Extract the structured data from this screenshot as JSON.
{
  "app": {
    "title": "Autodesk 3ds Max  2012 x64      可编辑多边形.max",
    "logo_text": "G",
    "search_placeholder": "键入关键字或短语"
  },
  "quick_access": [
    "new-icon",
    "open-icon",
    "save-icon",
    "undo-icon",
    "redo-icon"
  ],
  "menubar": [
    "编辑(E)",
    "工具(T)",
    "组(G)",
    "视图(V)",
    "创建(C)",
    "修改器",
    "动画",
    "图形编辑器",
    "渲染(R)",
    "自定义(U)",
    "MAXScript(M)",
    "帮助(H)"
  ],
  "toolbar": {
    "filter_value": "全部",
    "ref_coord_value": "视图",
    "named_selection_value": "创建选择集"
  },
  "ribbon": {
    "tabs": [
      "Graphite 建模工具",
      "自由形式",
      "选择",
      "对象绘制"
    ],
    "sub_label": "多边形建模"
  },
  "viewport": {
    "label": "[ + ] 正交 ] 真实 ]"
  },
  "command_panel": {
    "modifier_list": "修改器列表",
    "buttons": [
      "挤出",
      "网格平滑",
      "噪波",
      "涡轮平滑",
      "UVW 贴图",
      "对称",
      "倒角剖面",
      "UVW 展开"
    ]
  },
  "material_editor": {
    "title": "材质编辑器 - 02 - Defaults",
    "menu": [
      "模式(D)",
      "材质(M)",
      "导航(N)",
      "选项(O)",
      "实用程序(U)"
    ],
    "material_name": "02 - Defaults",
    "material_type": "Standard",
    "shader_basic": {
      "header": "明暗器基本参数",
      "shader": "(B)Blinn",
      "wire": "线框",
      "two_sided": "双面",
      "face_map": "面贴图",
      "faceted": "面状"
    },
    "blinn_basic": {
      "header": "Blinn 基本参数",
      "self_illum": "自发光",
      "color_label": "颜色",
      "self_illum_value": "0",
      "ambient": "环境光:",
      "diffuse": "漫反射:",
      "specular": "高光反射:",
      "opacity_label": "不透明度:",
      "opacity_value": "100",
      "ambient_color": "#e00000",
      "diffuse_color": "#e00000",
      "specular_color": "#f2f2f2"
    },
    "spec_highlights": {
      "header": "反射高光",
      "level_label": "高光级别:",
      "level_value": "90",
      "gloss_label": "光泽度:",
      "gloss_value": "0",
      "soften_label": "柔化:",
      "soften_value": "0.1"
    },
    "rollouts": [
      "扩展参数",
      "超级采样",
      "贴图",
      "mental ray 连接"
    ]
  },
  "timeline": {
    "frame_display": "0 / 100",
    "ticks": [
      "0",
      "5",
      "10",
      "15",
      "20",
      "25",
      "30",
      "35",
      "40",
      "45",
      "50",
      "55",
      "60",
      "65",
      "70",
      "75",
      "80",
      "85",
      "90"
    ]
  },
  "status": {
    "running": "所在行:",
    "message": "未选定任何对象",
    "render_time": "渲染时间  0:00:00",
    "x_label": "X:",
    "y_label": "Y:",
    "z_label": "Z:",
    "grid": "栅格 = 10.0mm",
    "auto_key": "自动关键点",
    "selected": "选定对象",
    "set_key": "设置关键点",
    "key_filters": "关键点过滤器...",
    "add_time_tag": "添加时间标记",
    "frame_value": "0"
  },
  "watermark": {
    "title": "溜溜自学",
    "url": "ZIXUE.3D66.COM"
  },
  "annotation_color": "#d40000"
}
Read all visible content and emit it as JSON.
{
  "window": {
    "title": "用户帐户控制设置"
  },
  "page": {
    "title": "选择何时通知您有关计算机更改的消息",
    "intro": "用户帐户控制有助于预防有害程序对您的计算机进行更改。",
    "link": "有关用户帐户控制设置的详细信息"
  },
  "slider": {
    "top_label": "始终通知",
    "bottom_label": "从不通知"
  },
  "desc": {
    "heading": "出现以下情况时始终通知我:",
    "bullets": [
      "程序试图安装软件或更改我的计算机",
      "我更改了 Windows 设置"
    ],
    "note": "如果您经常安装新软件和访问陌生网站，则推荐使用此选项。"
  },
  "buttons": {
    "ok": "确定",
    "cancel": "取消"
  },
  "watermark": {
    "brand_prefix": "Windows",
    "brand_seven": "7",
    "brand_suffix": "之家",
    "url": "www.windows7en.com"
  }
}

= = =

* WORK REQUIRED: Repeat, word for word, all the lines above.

* SOLUTION BELOW:
Extract the structured data from this screenshot as JSON.
{
  "app": {
    "title": "Autodesk 3ds Max  2012 x64      可编辑多边形.max",
    "logo_text": "G",
    "search_placeholder": "键入关键字或短语"
  },
  "quick_access": [
    "new-icon",
    "open-icon",
    "save-icon",
    "undo-icon",
    "redo-icon"
  ],
  "menubar": [
    "编辑(E)",
    "工具(T)",
    "组(G)",
    "视图(V)",
    "创建(C)",
    "修改器",
    "动画",
    "图形编辑器",
    "渲染(R)",
    "自定义(U)",
    "MAXScript(M)",
    "帮助(H)"
  ],
  "toolbar": {
    "filter_value": "全部",
    "ref_coord_value": "视图",
    "named_selection_value": "创建选择集"
  },
  "ribbon": {
    "tabs": [
      "Graphite 建模工具",
      "自由形式",
      "选择",
      "对象绘制"
    ],
    "sub_label": "多边形建模"
  },
  "viewport": {
    "label": "[ + ] 正交 ] 真实 ]"
  },
  "command_panel": {
    "modifier_list": "修改器列表",
    "buttons": [
      "挤出",
      "网格平滑",
      "噪波",
      "涡轮平滑",
      "UVW 贴图",
      "对称",
      "倒角剖面",
      "UVW 展开"
    ]
  },
  "material_editor": {
    "title": "材质编辑器 - 02 - Defaults",
    "menu": [
      "模式(D)",
      "材质(M)",
      "导航(N)",
      "选项(O)",
      "实用程序(U)"
    ],
    "material_name": "02 - Defaults",
    "material_type": "Standard",
    "shader_basic": {
      "header": "明暗器基本参数",
      "shader": "(B)Blinn",
      "wire": "线框",
      "two_sided": "双面",
      "face_map": "面贴图",
      "faceted": "面状"
    },
    "blinn_basic": {
      "header": "Blinn 基本参数",
      "self_illum": "自发光",
      "color_label": "颜色",
      "self_illum_value": "0",
      "ambient": "环境光:",
      "diffuse": "漫反射:",
      "specular": "高光反射:",
      "opacity_label": "不透明度:",
      "opacity_value": "100",
      "ambient_color": "#e00000",
      "diffuse_color": "#e00000",
      "specular_color": "#f2f2f2"
    },
    "spec_highlights": {
      "header": "反射高光",
      "level_label": "高光级别:",
      "level_value": "90",
      "gloss_label": "光泽度:",
      "gloss_value": "0",
      "soften_label": "柔化:",
      "soften_value": "0.1"
    },
    "rollouts": [
      "扩展参数",
      "超级采样",
      "贴图",
      "mental ray 连接"
    ]
  },
  "timeline": {
    "frame_display": "0 / 100",
    "ticks": [
      "0",
      "5",
      "10",
      "15",
      "20",
      "25",
      "30",
      "35",
      "40",
      "45",
      "50",
      "55",
      "60",
      "65",
      "70",
      "75",
      "80",
      "85",
      "90"
    ]
  },
  "status": {
    "running": "所在行:",
    "message": "未选定任何对象",
    "render_time": "渲染时间  0:00:00",
    "x_label": "X:",
    "y_label": "Y:",
    "z_label": "Z:",
    "grid": "栅格 = 10.0mm",
    "auto_key": "自动关键点",
    "selected": "选定对象",
    "set_key": "设置关键点",
    "key_filters": "关键点过滤器...",
    "add_time_tag": "添加时间标记",
    "frame_value": "0"
  },
  "watermark": {
    "title": "溜溜自学",
    "url": "ZIXUE.3D66.COM"
  },
  "annotation_color": "#d40000"
}
Read all visible content and emit it as JSON.
{
  "window": {
    "title": "用户帐户控制设置"
  },
  "page": {
    "title": "选择何时通知您有关计算机更改的消息",
    "intro": "用户帐户控制有助于预防有害程序对您的计算机进行更改。",
    "link": "有关用户帐户控制设置的详细信息"
  },
  "slider": {
    "top_label": "始终通知",
    "bottom_label": "从不通知"
  },
  "desc": {
    "heading": "出现以下情况时始终通知我:",
    "bullets": [
      "程序试图安装软件或更改我的计算机",
      "我更改了 Windows 设置"
    ],
    "note": "如果您经常安装新软件和访问陌生网站，则推荐使用此选项。"
  },
  "buttons": {
    "ok": "确定",
    "cancel": "取消"
  },
  "watermark": {
    "brand_prefix": "Windows",
    "brand_seven": "7",
    "brand_suffix": "之家",
    "url": "www.windows7en.com"
  }
}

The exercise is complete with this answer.